History and Legacy
Located in the Lamoille Valley in the heart of the Green Mountains, Johnson State College has a heritage in educator preparation. Its roots go back to 1828 when John Chesamore, a cobbler, gave his shoe shop to the village of Johnson for a much-needed elementary and secondary school. Dr. Carpenter, a preacher from Chelsea, Vt., became the first schoolmaster, and the new school was chartered in 1832 by the state as Johnson Academy. In 1836, five communities incorporated as the Lamoille County Grammar School Association to support the school.
In 1866, when the state created three normal schools, the academy's focus changed from community education to teacher education. The Johnson Normal School would offer one-, two- and three-year teacher education programs until 1947. In 1947, the state Legislature transformed the normal schools into state teachers colleges, and a four-year teacher education program was approved as the school became Johnson Teachers College.
Growth and expansion of the state teachers colleges led to the creation of the five Vermont State College systems in 1961. The Vermont State Colleges Board of Trustees assumed control from the State Board of Education in 1962, and the institution became Johnson State College. This new name signaled a change in the college from a single-purpose teachers college to a multipurpose liberal arts and professional school. During the next 10 years, the college's curriculum in the liberal arts and sciences grew alongside the professional programs, and its facilities expanded dramatically to meet this new mission.

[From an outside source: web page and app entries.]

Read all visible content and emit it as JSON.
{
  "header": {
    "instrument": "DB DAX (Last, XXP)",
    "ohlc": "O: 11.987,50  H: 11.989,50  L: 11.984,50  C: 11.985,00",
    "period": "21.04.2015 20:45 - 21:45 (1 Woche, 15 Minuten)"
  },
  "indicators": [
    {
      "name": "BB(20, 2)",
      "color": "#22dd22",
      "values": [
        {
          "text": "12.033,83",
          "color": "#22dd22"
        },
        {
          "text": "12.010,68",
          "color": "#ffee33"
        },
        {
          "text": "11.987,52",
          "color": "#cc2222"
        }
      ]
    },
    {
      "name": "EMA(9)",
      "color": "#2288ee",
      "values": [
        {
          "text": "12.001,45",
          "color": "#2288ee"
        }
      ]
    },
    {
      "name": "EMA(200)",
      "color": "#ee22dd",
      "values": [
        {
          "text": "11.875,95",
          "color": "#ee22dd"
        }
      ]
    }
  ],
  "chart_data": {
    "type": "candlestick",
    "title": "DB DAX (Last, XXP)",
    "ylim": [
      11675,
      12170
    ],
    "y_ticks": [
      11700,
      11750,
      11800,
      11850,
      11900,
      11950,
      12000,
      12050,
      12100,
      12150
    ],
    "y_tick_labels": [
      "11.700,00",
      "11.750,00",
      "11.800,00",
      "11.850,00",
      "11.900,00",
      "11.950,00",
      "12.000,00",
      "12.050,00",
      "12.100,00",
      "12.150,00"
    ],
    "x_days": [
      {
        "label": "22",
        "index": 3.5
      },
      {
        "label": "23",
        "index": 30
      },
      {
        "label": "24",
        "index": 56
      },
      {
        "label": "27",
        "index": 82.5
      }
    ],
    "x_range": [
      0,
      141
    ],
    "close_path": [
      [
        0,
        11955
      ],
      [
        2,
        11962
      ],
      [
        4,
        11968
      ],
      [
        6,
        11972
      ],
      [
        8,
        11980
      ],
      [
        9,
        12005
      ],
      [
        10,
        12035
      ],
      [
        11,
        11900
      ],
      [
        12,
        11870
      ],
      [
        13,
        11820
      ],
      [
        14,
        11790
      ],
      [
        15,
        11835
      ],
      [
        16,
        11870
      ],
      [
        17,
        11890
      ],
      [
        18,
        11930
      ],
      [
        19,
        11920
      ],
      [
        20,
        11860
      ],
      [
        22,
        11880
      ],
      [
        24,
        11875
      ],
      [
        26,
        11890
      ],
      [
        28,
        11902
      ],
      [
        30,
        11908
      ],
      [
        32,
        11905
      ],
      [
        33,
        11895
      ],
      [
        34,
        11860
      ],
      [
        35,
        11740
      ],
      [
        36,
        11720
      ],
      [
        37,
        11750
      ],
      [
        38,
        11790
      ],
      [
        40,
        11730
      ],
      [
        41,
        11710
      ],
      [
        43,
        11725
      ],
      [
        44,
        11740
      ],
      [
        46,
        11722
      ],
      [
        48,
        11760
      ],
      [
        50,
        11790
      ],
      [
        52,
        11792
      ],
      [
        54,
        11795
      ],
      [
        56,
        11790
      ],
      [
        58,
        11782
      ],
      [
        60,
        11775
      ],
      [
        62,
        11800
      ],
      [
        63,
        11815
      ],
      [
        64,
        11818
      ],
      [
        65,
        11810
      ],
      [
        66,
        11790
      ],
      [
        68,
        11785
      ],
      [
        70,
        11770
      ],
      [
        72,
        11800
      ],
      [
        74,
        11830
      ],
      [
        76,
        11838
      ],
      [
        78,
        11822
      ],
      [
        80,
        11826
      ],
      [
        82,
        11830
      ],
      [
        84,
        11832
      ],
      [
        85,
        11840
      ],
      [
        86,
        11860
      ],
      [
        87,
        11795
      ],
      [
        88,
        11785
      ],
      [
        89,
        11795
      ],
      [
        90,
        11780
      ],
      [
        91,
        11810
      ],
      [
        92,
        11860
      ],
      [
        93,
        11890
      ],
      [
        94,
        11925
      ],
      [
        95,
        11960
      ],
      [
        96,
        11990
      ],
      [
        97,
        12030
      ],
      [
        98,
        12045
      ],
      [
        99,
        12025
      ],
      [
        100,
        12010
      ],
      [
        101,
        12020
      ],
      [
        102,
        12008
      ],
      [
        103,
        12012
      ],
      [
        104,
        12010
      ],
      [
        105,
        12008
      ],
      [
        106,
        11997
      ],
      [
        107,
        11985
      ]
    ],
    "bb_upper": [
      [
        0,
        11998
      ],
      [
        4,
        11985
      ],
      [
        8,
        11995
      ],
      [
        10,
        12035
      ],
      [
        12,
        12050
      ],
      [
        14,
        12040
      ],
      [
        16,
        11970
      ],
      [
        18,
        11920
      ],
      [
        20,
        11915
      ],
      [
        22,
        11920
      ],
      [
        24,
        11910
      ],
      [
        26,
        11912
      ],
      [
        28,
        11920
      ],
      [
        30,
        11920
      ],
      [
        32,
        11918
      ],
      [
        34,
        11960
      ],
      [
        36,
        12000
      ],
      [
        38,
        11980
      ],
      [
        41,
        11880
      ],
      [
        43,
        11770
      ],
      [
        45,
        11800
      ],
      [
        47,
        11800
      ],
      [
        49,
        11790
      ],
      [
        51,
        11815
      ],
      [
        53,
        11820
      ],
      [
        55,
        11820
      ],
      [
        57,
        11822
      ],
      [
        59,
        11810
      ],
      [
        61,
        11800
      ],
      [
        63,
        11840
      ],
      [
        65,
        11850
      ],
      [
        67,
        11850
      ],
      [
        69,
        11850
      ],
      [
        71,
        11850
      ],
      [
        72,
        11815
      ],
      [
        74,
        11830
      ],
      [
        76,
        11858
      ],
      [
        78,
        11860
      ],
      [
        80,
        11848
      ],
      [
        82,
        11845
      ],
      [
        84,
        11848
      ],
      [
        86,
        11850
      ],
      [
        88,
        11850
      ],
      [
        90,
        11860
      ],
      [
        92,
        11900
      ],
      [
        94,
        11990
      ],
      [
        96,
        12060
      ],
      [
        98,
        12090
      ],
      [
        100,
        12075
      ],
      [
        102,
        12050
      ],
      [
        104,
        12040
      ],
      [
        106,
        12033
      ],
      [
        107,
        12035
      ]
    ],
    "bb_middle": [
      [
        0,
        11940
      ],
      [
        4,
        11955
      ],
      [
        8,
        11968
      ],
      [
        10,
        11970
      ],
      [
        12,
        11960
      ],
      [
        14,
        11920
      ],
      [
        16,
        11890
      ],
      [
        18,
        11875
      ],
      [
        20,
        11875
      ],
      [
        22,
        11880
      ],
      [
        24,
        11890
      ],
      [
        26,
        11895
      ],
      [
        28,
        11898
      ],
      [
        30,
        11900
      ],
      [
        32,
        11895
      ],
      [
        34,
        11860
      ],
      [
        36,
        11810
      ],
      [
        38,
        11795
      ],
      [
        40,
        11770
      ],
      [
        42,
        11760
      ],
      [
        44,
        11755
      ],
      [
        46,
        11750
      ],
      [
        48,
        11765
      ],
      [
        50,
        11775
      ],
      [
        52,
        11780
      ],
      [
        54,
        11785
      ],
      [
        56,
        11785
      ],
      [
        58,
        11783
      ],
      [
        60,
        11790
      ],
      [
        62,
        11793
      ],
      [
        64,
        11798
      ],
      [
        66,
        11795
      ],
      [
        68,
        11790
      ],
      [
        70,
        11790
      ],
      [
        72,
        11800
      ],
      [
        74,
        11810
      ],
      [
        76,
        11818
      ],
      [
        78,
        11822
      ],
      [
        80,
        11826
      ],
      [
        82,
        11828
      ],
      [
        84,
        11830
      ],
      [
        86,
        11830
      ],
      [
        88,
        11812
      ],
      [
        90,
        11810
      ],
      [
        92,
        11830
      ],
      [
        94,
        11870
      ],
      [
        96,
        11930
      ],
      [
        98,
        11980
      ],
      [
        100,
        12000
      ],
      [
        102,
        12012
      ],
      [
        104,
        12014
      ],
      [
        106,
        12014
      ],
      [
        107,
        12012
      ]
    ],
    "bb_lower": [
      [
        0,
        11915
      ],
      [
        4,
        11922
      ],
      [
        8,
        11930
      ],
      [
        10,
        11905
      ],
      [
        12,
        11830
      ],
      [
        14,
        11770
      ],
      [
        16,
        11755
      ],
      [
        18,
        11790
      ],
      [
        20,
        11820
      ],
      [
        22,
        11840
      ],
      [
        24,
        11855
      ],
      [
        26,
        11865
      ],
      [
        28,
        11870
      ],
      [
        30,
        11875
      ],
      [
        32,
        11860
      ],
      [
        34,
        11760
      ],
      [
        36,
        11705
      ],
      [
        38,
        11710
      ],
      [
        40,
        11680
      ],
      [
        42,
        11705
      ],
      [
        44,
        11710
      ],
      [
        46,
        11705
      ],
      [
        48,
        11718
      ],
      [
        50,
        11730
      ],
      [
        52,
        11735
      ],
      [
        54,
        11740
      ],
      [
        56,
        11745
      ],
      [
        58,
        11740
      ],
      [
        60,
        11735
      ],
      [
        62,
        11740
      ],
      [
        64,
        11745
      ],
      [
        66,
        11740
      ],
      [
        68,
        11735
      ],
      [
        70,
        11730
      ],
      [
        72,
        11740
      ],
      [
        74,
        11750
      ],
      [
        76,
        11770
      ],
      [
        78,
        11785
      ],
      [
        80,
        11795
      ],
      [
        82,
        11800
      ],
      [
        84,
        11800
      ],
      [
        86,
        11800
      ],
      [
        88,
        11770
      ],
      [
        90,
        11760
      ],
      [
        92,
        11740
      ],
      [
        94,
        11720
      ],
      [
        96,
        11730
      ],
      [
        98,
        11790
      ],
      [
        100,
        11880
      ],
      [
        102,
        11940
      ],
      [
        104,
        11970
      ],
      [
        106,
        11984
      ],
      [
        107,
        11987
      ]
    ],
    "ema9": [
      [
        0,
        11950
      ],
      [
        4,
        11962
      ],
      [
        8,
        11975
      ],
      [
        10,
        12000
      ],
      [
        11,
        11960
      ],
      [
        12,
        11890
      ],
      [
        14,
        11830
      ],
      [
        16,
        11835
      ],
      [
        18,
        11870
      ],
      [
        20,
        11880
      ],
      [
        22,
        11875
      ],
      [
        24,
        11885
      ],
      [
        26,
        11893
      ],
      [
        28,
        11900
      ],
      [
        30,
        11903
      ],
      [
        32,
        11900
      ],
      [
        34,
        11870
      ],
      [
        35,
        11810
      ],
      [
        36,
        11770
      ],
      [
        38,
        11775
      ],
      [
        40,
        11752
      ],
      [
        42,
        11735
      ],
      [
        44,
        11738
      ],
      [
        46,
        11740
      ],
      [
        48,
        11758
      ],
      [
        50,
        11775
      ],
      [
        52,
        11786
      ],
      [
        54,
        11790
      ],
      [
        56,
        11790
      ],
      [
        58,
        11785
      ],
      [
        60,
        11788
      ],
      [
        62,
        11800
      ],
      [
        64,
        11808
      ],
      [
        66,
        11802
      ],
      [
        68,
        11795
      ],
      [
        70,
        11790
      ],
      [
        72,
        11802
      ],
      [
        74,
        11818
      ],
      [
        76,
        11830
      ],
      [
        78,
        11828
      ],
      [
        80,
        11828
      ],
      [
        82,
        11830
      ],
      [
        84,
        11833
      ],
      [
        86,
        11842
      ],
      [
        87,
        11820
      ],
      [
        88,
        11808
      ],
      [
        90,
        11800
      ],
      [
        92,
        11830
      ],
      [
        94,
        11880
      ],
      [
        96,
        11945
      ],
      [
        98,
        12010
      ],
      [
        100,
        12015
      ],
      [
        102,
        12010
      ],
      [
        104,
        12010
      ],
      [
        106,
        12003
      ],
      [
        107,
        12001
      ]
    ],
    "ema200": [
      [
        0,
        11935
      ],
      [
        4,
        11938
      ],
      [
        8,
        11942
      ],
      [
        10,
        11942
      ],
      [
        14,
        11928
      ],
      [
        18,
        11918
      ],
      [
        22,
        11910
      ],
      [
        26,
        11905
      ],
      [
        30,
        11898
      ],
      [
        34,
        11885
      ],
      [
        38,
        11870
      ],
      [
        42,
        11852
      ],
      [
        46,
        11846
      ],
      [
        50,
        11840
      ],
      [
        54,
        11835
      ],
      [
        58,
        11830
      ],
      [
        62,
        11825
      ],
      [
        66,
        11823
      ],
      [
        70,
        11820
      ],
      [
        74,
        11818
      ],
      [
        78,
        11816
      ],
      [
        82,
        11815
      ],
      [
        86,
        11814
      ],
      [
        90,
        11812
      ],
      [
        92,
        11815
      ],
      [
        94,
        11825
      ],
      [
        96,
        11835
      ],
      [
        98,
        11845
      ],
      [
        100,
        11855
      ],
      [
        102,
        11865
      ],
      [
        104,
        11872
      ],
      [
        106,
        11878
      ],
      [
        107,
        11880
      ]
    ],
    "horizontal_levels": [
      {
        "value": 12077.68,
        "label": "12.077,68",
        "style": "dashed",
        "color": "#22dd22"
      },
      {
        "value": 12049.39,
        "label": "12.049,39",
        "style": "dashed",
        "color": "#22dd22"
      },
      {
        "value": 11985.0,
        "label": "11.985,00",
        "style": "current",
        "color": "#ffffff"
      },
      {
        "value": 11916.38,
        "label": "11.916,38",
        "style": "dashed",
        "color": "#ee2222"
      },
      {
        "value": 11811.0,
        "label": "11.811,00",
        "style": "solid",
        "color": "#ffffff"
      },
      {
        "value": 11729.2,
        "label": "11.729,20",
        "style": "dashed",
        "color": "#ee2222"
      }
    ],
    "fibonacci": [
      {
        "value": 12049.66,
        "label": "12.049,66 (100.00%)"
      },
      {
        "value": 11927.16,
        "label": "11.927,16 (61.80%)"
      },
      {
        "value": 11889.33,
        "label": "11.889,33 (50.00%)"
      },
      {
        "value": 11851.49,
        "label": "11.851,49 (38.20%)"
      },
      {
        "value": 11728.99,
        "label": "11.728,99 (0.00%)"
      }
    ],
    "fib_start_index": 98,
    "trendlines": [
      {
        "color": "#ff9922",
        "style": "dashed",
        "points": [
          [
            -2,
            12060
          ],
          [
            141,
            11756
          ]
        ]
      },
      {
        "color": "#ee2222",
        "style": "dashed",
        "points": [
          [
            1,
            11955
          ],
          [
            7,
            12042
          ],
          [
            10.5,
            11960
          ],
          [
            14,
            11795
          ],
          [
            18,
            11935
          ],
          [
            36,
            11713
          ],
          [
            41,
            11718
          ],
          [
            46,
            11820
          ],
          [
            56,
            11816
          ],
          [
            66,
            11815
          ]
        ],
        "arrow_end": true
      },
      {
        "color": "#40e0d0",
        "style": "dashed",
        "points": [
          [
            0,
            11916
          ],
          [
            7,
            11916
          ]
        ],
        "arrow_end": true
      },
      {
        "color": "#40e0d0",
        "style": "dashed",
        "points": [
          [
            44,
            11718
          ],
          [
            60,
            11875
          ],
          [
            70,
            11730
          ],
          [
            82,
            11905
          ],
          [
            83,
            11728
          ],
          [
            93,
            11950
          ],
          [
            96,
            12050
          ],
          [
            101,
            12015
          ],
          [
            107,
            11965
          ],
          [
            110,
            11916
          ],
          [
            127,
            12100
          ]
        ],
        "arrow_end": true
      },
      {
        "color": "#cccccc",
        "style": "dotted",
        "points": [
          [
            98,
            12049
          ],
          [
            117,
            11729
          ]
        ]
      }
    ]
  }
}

The college has come a long way from its first class of 16 students in a converted cobbler's shop. Today the college campus spreads over 330 hilltop acres, and JSC is a fully accredited college serving approximately 1,570 undergraduate students and 283 graduate students from Vermont as well as from across the county and around the globe. The college offers 25 undergraduate majors in a variety of liberal arts and sciences as well as professional areas and three graduate professional programs leading to master's degrees. The college supports numerous clubs, organizations and sports teams. Throughout its history, the college has maintained a commitment to preparing educators for Vermont schools and communities.
The college is accredited as a multipurpose institution by the New England Association of Schools and Colleges, the Educator Preparation Programs are accredited through the Vermont Standards Board for Professional Educators, and the college is approved as a degree-granting institution by the state of Vermont.